Birma carries precious cargo
Birma weaves her way up and down the hilly pathways in Nepal’s remote far-west with a vaccine box perched firmly on her back. The journey can take between three to four hours.
As a support staff, she is responsible for transporting COVID-19 vaccines to health post in Duhun – located in the upper reaches of the district.
“People are eagerly waiting for vaccines, they ask me constantly when they will arrive, when they can get it, when it will be their turn. All the time,” says Birma.
Until this year, 32-year-old Birma had been carrying a variety of life-saving vaccines meant for the routine immunisation of children in the village, something she continued to do through the COVID-19 pandemic.
Nepal’s health service is bolstered by more than 50,000 female community health volunteers.
Their role has extended during the pandemic, to include informing the public about preventative measures, such as handwashing, as well as sharing facts about vaccinations.
Victoria spreads life-saving information
Victoria is a social mobiliser in South Sudan. She's part of UNICEF's Social and Behaviour Change program, which engages children, youth and communities on issues that affect them.
Access to information is an enormous challenge in South Sudan. Insecurity, displacement, illiteracy, poverty, gender inequities and the fact that 83 per cent of the population live in rural areas – where connectivity is extremely poor – all contribute to the information challenge.
Victoria is one of 2,500 mobilisers who are narrowing the information gap and sharing the facts about COVID-19 prevention and vaccination.
Become a Monthly Donor
For every child in crisis.
Stay up-to-date on UNICEF's work in Australia and around the world
18 Jan 2024
Stories of hope: five incredible things UNICEF delivered for children in 2023
UNICEF is there for every child, before, during and after emergencies – no matter what.
27 Aug 2023
Meet Tony, a dad from Vanuatu who did all he could when his newborn twins were in crisis.
13 June 2023
One doctor's mission to make twice the impact
UNICEF supporter Doctor Rob Baume is calling on other doctors to join him to support children well beyond their clinics.
2 May 2023
Edwina Bartholomew and UNICEF talk maternal health challenges in Papua New Guinea
Sunrise host and Ambassador for UNICEF Australia, Edwina Bartholomew, speaks with UNICEF about pregnancy and birth for new mums in Papua New Guinea.
21 Apr 2023
In photos: how vaccines reach the most remote places on earth
UNICEF believes no child should die of a preventable disease.
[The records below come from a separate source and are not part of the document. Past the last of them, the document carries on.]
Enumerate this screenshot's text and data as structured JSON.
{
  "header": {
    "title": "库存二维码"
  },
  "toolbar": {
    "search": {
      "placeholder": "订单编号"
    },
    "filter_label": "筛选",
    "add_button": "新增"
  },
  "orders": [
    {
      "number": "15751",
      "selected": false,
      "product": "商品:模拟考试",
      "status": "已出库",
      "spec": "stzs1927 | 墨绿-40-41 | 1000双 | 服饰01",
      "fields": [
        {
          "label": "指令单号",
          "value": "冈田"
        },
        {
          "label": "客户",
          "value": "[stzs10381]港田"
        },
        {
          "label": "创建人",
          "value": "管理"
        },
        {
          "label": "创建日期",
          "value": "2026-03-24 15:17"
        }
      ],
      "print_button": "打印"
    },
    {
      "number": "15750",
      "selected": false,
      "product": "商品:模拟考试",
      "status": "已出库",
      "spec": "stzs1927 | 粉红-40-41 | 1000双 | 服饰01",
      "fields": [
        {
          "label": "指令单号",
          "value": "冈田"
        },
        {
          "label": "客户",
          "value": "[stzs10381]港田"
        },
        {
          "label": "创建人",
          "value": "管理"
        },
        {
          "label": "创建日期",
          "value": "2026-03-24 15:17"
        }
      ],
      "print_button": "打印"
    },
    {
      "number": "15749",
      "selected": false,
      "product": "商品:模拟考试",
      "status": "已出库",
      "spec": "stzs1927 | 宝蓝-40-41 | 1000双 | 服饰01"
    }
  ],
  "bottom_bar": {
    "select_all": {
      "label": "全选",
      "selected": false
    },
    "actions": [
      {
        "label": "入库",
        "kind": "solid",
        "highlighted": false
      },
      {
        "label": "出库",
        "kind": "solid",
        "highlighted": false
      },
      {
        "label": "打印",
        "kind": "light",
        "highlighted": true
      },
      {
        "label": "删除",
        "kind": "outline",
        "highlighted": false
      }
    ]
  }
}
That’s why we provide vaccines for 45% of the world’s young children.
19 Apr 2023
From donations to delivery: the journey of a vaccine
Over the years, vaccines have played a crucial role in improving the health of children by eradicating diseases such as smallpox and significantly reducing the occurrence of others like polio. But there is still much to be done. UNICEF remains steadfast in ensuring that every child has access to the vaccines they require to maintain good health.
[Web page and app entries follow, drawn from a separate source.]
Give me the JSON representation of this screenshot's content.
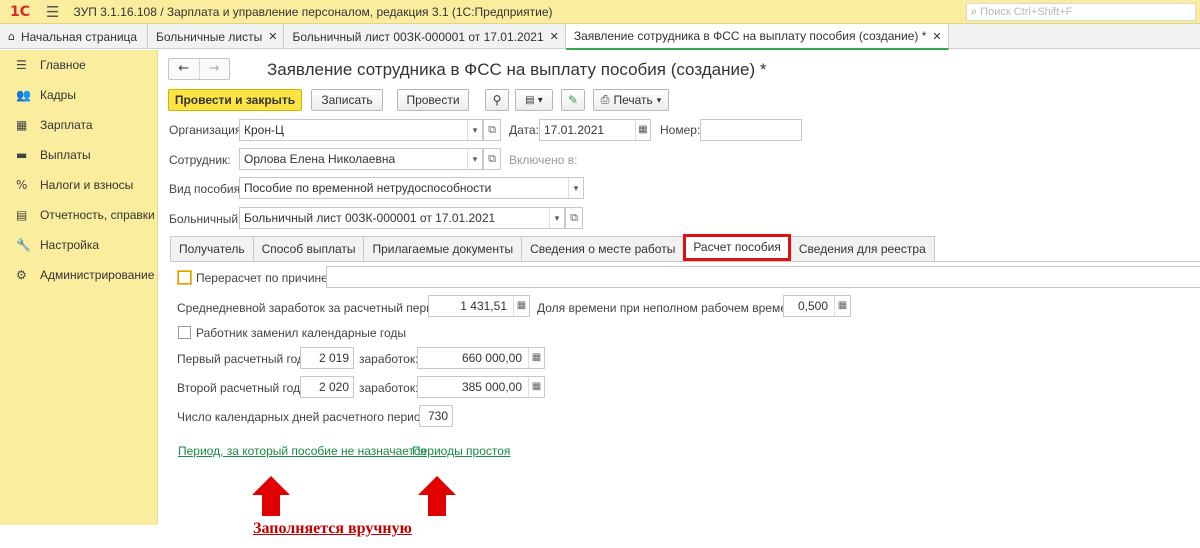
{
  "titlebar": {
    "logo": "1С",
    "title": "ЗУП 3.1.16.108 / Зарплата и управление персоналом, редакция 3.1 (1С:Предприятие)",
    "search_placeholder": "Поиск Ctrl+Shift+F"
  },
  "open_tabs": [
    {
      "label": "Начальная страница"
    },
    {
      "label": "Больничные листы"
    },
    {
      "label": "Больничный лист 00ЗК-000001 от 17.01.2021"
    },
    {
      "label": "Заявление сотрудника в ФСС на выплату пособия (создание) *"
    }
  ],
  "sidebar": {
    "items": [
      {
        "label": "Главное",
        "icon": "menu-icon"
      },
      {
        "label": "Кадры",
        "icon": "people-icon"
      },
      {
        "label": "Зарплата",
        "icon": "calculator-icon"
      },
      {
        "label": "Выплаты",
        "icon": "wallet-icon"
      },
      {
        "label": "Налоги и взносы",
        "icon": "percent-icon"
      },
      {
        "label": "Отчетность, справки",
        "icon": "report-icon"
      },
      {
        "label": "Настройка",
        "icon": "wrench-icon"
      },
      {
        "label": "Администрирование",
        "icon": "gear-icon"
      }
    ]
  },
  "doc": {
    "title": "Заявление сотрудника в ФСС на выплату пособия (создание) *"
  },
  "toolbar": {
    "post_close": "Провести и закрыть",
    "save": "Записать",
    "post": "Провести",
    "print": "Печать"
  },
  "form": {
    "org_label": "Организация:",
    "org_value": "Крон-Ц",
    "date_label": "Дата:",
    "date_value": "17.01.2021",
    "number_label": "Номер:",
    "number_value": "",
    "employee_label": "Сотрудник:",
    "employee_value": "Орлова Елена Николаевна",
    "included_label": "Включено в:",
    "benefit_label": "Вид пособия:",
    "benefit_value": "Пособие по временной нетрудоспособности",
    "sick_label": "Больничный:",
    "sick_value": "Больничный лист 00ЗК-000001 от 17.01.2021"
  },
  "inner_tabs": [
    {
      "label": "Получатель"
    },
    {
      "label": "Способ выплаты"
    },
    {
      "label": "Прилагаемые документы"
    },
    {
      "label": "Сведения о месте работы"
    },
    {
      "label": "Расчет пособия"
    },
    {
      "label": "Сведения для реестра"
    }
  ],
  "calc": {
    "recalc_label": "Перерасчет по причине:",
    "recalc_value": "",
    "avg_label": "Среднедневной заработок за расчетный период:",
    "avg_value": "1 431,51",
    "share_label": "Доля времени при неполном рабочем времени:",
    "share_value": "0,500",
    "replaced_label": "Работник заменил календарные годы",
    "year1_label": "Первый расчетный год:",
    "year1_value": "2 019",
    "earn_label": "заработок:",
    "earn1_value": "660 000,00",
    "year2_label": "Второй расчетный год:",
    "year2_value": "2 020",
    "earn2_value": "385 000,00",
    "days_label": "Число календарных дней расчетного периода:",
    "days_value": "730",
    "link1": "Период, за который пособие не назначается",
    "link2": "Периоды простоя"
  },
  "annotation": {
    "text": "Заполняется вручную",
    "arrow_color": "#e00000",
    "highlight_color": "#e01010"
  }
}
5 Apr 2023
Cholera: from symptoms to solutions
A snapshot of UNIEF’s response to the growing cholera endemic.
29 Mar 2023
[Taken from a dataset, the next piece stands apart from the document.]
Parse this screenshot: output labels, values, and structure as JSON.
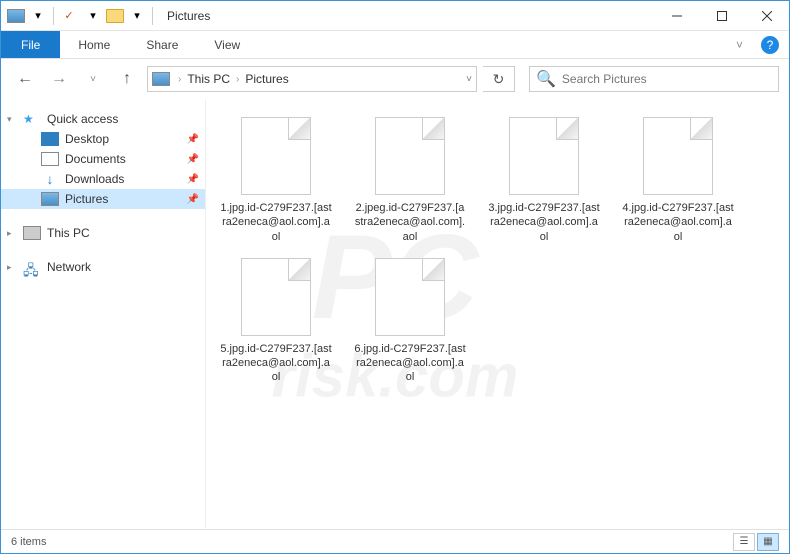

Vaccines for every child by plane, boat, or truck.
We won’t stop until we reach every child, everywhere with life-saving vaccines.
31 Oct 2022
Saving children from malnutrition in Sudan
Learn how UNICEF is creating sustainable solutions to the malnutrition crisis.
27 Sept 2022
Can you imagine bringing your own water to hospital to give birth?
Find out how health care workers are providing safe and sustainable births in Timor-Leste.
18 Sept 2022
“We did not have hope that he would survive.”
Munaf suffered from a rare, deadly condition associated with COVID-19. This is how he recovered.